Task details:
Copy out all the lines in the records that include the word "エレベーション".

Records drawn from a dataset
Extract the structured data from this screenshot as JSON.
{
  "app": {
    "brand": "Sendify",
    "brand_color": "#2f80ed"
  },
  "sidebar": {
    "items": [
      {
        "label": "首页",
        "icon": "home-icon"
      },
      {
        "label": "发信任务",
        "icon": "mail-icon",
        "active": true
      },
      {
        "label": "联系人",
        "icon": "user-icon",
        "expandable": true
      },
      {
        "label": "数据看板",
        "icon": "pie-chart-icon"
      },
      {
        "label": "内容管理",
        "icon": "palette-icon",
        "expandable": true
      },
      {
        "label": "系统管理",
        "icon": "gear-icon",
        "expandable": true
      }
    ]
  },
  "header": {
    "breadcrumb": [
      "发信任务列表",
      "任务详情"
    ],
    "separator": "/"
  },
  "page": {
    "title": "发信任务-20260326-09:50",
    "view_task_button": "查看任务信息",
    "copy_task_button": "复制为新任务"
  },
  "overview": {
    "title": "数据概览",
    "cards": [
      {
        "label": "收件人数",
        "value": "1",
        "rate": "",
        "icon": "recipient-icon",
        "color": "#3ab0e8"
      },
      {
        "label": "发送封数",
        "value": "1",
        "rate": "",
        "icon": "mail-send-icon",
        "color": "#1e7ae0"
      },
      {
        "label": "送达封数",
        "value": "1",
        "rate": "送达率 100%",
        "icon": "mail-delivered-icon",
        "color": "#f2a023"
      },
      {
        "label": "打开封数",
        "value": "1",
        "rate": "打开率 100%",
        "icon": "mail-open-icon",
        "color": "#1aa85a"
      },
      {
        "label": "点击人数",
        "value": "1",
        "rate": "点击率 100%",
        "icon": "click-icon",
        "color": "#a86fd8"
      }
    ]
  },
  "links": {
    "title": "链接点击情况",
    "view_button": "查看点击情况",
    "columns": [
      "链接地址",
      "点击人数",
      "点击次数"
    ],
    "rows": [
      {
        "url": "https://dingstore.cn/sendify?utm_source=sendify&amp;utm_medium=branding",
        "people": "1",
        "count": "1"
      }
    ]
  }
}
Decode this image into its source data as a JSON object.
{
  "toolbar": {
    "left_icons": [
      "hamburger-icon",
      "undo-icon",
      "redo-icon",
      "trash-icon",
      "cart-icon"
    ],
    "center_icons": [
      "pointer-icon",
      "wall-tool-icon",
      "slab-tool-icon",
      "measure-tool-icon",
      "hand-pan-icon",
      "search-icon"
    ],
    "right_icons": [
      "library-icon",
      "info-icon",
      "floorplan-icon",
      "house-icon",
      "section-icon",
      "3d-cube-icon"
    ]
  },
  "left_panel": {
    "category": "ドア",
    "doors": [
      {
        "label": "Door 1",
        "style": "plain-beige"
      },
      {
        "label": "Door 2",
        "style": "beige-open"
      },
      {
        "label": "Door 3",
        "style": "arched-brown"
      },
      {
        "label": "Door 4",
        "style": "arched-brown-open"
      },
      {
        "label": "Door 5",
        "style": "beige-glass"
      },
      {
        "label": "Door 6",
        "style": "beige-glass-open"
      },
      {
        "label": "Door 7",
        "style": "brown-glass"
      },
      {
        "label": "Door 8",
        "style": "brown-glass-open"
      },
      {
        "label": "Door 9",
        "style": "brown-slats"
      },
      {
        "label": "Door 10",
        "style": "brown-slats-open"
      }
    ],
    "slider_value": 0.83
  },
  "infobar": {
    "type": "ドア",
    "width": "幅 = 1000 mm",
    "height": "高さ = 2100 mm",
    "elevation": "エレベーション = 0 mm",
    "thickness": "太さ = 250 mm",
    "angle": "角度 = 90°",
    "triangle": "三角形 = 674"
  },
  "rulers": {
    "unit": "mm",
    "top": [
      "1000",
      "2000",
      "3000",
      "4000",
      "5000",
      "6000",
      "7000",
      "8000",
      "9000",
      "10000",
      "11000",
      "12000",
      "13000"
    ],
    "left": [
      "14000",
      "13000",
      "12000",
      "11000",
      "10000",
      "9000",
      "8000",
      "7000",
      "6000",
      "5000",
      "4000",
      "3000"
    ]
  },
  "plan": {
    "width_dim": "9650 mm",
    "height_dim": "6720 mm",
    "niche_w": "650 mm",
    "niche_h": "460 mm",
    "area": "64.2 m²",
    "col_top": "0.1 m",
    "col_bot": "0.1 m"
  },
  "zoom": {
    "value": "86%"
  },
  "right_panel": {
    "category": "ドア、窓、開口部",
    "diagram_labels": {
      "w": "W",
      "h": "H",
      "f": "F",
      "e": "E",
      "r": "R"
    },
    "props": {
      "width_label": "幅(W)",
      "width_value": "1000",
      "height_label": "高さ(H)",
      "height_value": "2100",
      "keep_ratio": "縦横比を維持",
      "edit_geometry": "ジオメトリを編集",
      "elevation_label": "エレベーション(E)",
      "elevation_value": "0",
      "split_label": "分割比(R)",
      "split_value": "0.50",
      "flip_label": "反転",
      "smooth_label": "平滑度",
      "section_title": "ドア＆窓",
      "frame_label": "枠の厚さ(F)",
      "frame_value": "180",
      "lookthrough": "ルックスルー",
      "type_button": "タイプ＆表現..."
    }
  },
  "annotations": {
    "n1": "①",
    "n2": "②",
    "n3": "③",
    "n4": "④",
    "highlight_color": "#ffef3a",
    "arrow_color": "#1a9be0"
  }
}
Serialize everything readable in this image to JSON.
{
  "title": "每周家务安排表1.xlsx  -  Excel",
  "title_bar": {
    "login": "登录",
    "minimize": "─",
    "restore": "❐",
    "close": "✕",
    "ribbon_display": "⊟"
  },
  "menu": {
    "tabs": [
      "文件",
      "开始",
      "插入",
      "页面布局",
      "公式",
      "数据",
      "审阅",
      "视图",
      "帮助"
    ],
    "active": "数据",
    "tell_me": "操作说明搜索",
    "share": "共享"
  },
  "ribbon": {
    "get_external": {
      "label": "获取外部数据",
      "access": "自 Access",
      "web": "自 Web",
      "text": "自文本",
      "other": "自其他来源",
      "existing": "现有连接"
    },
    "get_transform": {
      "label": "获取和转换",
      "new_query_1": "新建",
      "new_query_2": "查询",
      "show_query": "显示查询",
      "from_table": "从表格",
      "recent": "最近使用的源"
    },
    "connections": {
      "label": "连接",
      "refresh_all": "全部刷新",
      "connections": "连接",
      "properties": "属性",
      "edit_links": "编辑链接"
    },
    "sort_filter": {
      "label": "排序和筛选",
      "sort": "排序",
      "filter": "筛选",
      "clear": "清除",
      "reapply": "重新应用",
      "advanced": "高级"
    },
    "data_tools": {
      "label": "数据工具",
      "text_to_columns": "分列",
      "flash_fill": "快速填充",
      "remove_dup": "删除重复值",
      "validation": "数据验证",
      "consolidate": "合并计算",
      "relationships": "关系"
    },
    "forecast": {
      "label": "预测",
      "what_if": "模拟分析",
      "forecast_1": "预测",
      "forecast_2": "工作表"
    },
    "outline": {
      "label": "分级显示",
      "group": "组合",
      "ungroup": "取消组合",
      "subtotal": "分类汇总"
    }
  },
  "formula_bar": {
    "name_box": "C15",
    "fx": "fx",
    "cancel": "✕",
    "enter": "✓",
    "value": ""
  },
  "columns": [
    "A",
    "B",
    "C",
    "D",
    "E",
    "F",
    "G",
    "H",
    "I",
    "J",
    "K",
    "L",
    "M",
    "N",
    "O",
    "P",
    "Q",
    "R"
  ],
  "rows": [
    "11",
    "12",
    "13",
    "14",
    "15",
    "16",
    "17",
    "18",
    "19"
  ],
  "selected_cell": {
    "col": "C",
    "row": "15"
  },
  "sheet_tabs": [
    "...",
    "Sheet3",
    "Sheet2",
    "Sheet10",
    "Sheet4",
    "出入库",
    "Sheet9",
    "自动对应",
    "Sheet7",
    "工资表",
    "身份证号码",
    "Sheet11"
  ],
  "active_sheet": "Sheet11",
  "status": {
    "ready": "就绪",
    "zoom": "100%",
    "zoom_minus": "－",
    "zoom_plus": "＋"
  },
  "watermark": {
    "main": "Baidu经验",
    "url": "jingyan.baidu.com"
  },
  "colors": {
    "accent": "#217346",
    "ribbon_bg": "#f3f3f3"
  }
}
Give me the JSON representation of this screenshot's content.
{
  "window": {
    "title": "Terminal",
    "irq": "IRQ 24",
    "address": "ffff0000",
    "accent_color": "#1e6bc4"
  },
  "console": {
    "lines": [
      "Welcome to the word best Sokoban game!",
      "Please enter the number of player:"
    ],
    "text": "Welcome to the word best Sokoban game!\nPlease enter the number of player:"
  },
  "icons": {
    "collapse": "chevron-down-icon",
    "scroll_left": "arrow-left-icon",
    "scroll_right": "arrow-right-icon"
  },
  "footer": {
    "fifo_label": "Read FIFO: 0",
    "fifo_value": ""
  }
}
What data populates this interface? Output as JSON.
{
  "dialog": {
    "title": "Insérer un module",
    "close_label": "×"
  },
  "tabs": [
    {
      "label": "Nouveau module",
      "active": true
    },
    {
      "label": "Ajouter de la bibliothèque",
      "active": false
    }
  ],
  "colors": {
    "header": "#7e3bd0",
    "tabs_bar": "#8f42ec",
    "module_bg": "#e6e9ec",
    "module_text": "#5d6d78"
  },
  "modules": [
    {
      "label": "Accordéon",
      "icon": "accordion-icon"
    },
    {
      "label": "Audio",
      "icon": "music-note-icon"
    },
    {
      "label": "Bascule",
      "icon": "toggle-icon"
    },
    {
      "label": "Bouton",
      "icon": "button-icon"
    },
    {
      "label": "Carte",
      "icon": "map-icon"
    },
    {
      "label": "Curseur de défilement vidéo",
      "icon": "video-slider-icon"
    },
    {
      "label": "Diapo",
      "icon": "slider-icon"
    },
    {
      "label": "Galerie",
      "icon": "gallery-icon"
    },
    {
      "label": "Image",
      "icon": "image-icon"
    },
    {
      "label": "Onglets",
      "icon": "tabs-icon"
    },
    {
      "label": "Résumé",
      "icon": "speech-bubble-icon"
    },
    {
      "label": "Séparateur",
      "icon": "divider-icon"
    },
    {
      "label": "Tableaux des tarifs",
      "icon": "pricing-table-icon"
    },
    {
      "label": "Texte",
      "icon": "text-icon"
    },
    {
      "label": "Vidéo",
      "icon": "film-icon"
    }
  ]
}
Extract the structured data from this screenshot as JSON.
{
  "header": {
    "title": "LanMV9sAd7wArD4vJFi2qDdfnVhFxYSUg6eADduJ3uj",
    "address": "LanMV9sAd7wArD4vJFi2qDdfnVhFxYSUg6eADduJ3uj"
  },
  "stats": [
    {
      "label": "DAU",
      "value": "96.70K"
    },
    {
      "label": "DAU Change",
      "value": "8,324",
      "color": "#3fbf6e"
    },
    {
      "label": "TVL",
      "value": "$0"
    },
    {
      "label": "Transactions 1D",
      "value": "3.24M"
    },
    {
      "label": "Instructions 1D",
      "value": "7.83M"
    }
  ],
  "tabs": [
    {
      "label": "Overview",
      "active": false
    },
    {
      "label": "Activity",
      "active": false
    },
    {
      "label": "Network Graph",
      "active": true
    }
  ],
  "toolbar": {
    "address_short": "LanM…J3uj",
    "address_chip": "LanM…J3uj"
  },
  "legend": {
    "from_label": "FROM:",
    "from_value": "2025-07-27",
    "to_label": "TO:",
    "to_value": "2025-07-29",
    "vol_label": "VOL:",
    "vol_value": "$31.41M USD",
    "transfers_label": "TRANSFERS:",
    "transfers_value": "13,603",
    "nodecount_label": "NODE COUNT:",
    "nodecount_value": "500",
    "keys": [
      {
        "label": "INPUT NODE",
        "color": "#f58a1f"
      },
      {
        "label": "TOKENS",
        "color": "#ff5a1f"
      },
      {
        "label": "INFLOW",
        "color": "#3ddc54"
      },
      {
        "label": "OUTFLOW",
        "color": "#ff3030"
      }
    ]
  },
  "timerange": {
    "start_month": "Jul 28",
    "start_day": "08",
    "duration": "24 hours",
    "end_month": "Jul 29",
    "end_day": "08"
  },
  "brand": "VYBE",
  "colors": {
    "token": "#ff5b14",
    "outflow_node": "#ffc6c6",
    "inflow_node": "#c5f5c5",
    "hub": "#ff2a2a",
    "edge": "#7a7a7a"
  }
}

Result for this task:
    "elevation": "エレベーション = 0 mm",
      "elevation_label": "エレベーション(E)",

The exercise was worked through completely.